There was no shortage of pain in Tauranga on Friday as the Black Ferns Sevens began training for their 2022 season, but none of it could wipe the smile from Niall Williams' face.
"The feeling, there's just nothing like it - even putting on my boots in the changing room," Williams told 1News.
"I'm just so grateful, I just keep smiling because I'm just happy to be back here out at the park training."
Backtrack seven months and it was a completely different story; Williams was in tears in a social media video she recorded showing the raw and emotional moment of realisation her Tokyo dreams were over with a neck injury.
At the time, Williams was informed that not only would she miss out on her Olympic dream of the past five years but also that there was a very real chance she would never play the game she loves ever again.
"Straight away, I got a bit of a dose of reality," she said.
"At that moment, going to the Olympics didn't seem so massive because my livelihood was about to get taken away from me.
"It's been tough."
Thankfully, after consultations with experts and New Zealand Rugby's medical team, Williams was able to have a surgery last year that would give her a chance to return to the field.
Williams isn't getting ahead of herself though with the 33-year-old training away from the rest of the squad currently as she continues her comeback journey.
"Even though I'm not quite back yet amongst [the team], it puts the fire in the belly.
"But like with any other injury, there's no guarantee I'll actually play again but if it's up to me, there will be no stone left unturned.
"I can confidently say I will give it everything I can... we won't put a timer on it, but the time will come."
'I have all my gold medals around me'
While Williams is thankful for be back in the Black Ferns Sevens after her heartbreak last June, there are still some things that hurt too much to face.
She described the past seven months as a "grieving process" she's still learning from.
"I lost something that I worked so hard towards," she said.
"It gets easier but you never forget it... to tell you the truth, I haven't held one of the girls' gold medals yet because I can't, I just can't physically bring myself to do that yet.
"But in saying that, I'm so happy and proud of them and each girl is so deserving of their medal."
Part of Williams' recovery has been finding new perspective in her life not just as a rugby player, but as a mother, a wife, a sister and a daughter as well.
"When I stepped back and looked at it, I have all my gold medals around me - I've got my family, I've got my daughters, I've got this team and I get to live the dream.
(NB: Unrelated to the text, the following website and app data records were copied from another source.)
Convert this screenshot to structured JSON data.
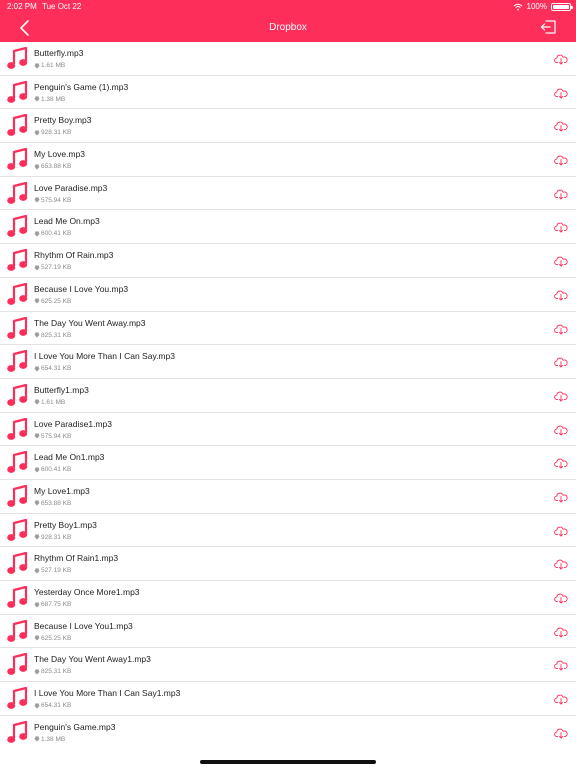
{
  "status_bar": {
    "time": "2:02 PM",
    "date": "Tue Oct 22",
    "battery": "100%"
  },
  "nav": {
    "title": "Dropbox",
    "back_icon": "chevron-left-icon",
    "logout_icon": "logout-icon"
  },
  "colors": {
    "accent": "#fe2e5b",
    "divider": "#e3e3e3",
    "secondary_text": "#8a8a8a"
  },
  "files": [
    {
      "name": "Butterfly.mp3",
      "size": "1.61 MB"
    },
    {
      "name": "Penguin's Game (1).mp3",
      "size": "1.38 MB"
    },
    {
      "name": "Pretty Boy.mp3",
      "size": "928.31 KB"
    },
    {
      "name": "My Love.mp3",
      "size": "653.88 KB"
    },
    {
      "name": "Love Paradise.mp3",
      "size": "575.94 KB"
    },
    {
      "name": "Lead Me On.mp3",
      "size": "600.41 KB"
    },
    {
      "name": "Rhythm Of Rain.mp3",
      "size": "527.19 KB"
    },
    {
      "name": "Because I Love You.mp3",
      "size": "625.25 KB"
    },
    {
      "name": "The Day You Went Away.mp3",
      "size": "825.31 KB"
    },
    {
      "name": "I Love You More Than I Can Say.mp3",
      "size": "654.31 KB"
    },
    {
      "name": "Butterfly1.mp3",
      "size": "1.61 MB"
    },
    {
      "name": "Love Paradise1.mp3",
      "size": "575.94 KB"
    },
    {
      "name": "Lead Me On1.mp3",
      "size": "600.41 KB"
    },
    {
      "name": "My Love1.mp3",
      "size": "653.88 KB"
    },
    {
      "name": "Pretty Boy1.mp3",
      "size": "928.31 KB"
    },
    {
      "name": "Rhythm Of Rain1.mp3",
      "size": "527.19 KB"
    },
    {
      "name": "Yesterday Once More1.mp3",
      "size": "687.75 KB"
    },
    {
      "name": "Because I Love You1.mp3",
      "size": "625.25 KB"
    },
    {
      "name": "The Day You Went Away1.mp3",
      "size": "825.31 KB"
    },
    {
      "name": "I Love You More Than I Can Say1.mp3",
      "size": "654.31 KB"
    },
    {
      "name": "Penguin's Game.mp3",
      "size": "1.38 MB"
    }
  ]
}
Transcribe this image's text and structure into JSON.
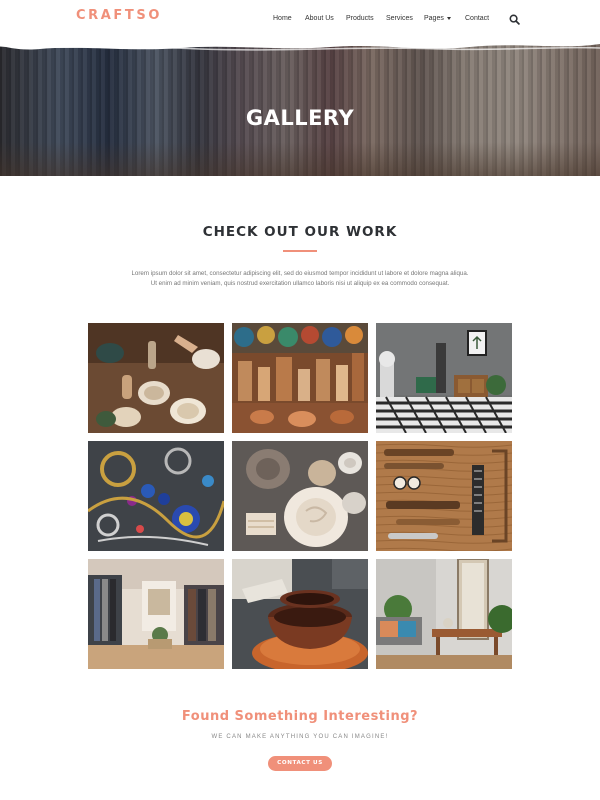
{
  "brand": {
    "name": "CRAFTSO",
    "accent": "#f0907a"
  },
  "nav": {
    "items": [
      {
        "label": "Home"
      },
      {
        "label": "About Us"
      },
      {
        "label": "Products"
      },
      {
        "label": "Services"
      },
      {
        "label": "Pages",
        "has_dropdown": true
      },
      {
        "label": "Contact"
      }
    ],
    "search_icon": "search-icon"
  },
  "hero": {
    "title": "GALLERY"
  },
  "section": {
    "title": "CHECK OUT OUR WORK",
    "intro_line1": "Lorem ipsum dolor sit amet, consectetur adipiscing elit, sed do eiusmod tempor incididunt ut labore et dolore magna aliqua.",
    "intro_line2": "Ut enim ad minim veniam, quis nostrud exercitation ullamco laboris nisi ut aliquip ex ea commodo consequat."
  },
  "gallery": {
    "images": [
      {
        "subject": "pottery-workshop"
      },
      {
        "subject": "market-ceramics"
      },
      {
        "subject": "living-room-interior"
      },
      {
        "subject": "jewelry"
      },
      {
        "subject": "ceramic-plates"
      },
      {
        "subject": "woodworking-tools"
      },
      {
        "subject": "clothing-boutique"
      },
      {
        "subject": "terracotta-bowls"
      },
      {
        "subject": "plant-corner-interior"
      }
    ]
  },
  "cta": {
    "title": "Found Something Interesting?",
    "subtitle": "WE CAN MAKE ANYTHING YOU CAN IMAGINE!",
    "button_label": "CONTACT US"
  }
}
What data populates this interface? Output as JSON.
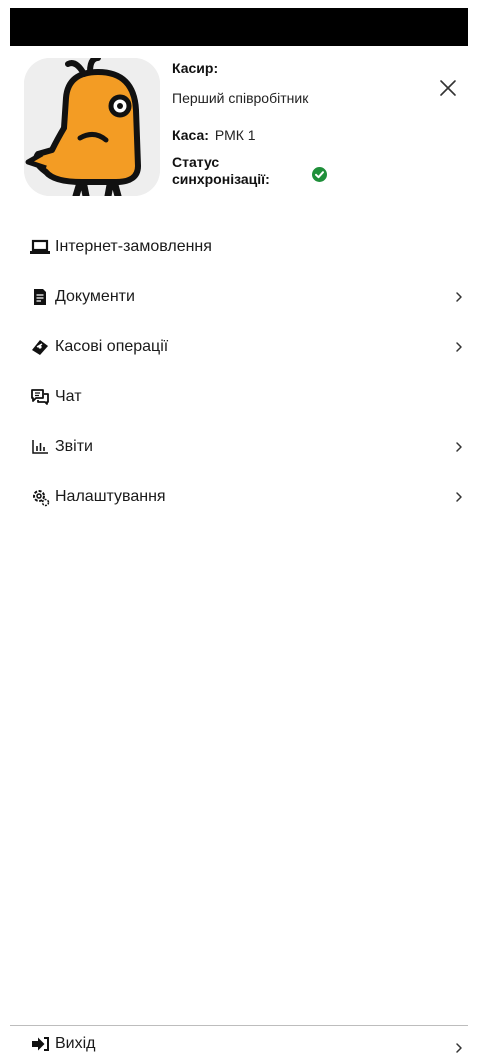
{
  "profile": {
    "cashier_label": "Касир:",
    "cashier_name": "Перший співробітник",
    "register_label": "Каса:",
    "register_value": "РМК 1",
    "sync_label": "Статус синхронізації:",
    "sync_status": "ok",
    "accent_color": "#f39c24"
  },
  "menu": {
    "items": [
      {
        "label": "Інтернет-замовлення",
        "icon": "laptop-icon",
        "has_chevron": false
      },
      {
        "label": "Документи",
        "icon": "document-icon",
        "has_chevron": true
      },
      {
        "label": "Касові операції",
        "icon": "money-icon",
        "has_chevron": true
      },
      {
        "label": "Чат",
        "icon": "chat-icon",
        "has_chevron": false
      },
      {
        "label": "Звіти",
        "icon": "chart-icon",
        "has_chevron": true
      },
      {
        "label": "Налаштування",
        "icon": "gear-icon",
        "has_chevron": true
      }
    ]
  },
  "footer": {
    "logout_label": "Вихід",
    "icon": "logout-icon"
  }
}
"That's my gold medal and it helps me get up each day."
Williams added she's discovered plenty about herself over the past year as well.
"The biggest thing I learned was that my life is not just rugby - it's my family, kids, my partner," she said holding back tears.
"They're the ones who have been there the most and seen me struggle and got me through and never gave up even when I wanted to.
"I've learned to cherish those moments."
Williams has four months to continue her rehabilitation before the Black Ferns Sevens are back in action after it was confirmed earlier Friday both New Zealand's sevens side would miss January's tournaments in Malaga and Seville due to Covid-19 travel restrictions.
The All Blacks Sevens hope to be at the Vancouver men's round near the end of next month, but there's no guarantee given the travel rules.
The Black Ferns Sevens' next event isn't until April 30 in Langford, Canada.
In the meantime, Williams is just taking each day as it comes.
"You've just got to have a bit of perspective in life and just enjoy these moments," she said.
"One day, it will come to an end but I'm really content and I've learned to be content with my life.
"It's the biggest blessing I could have."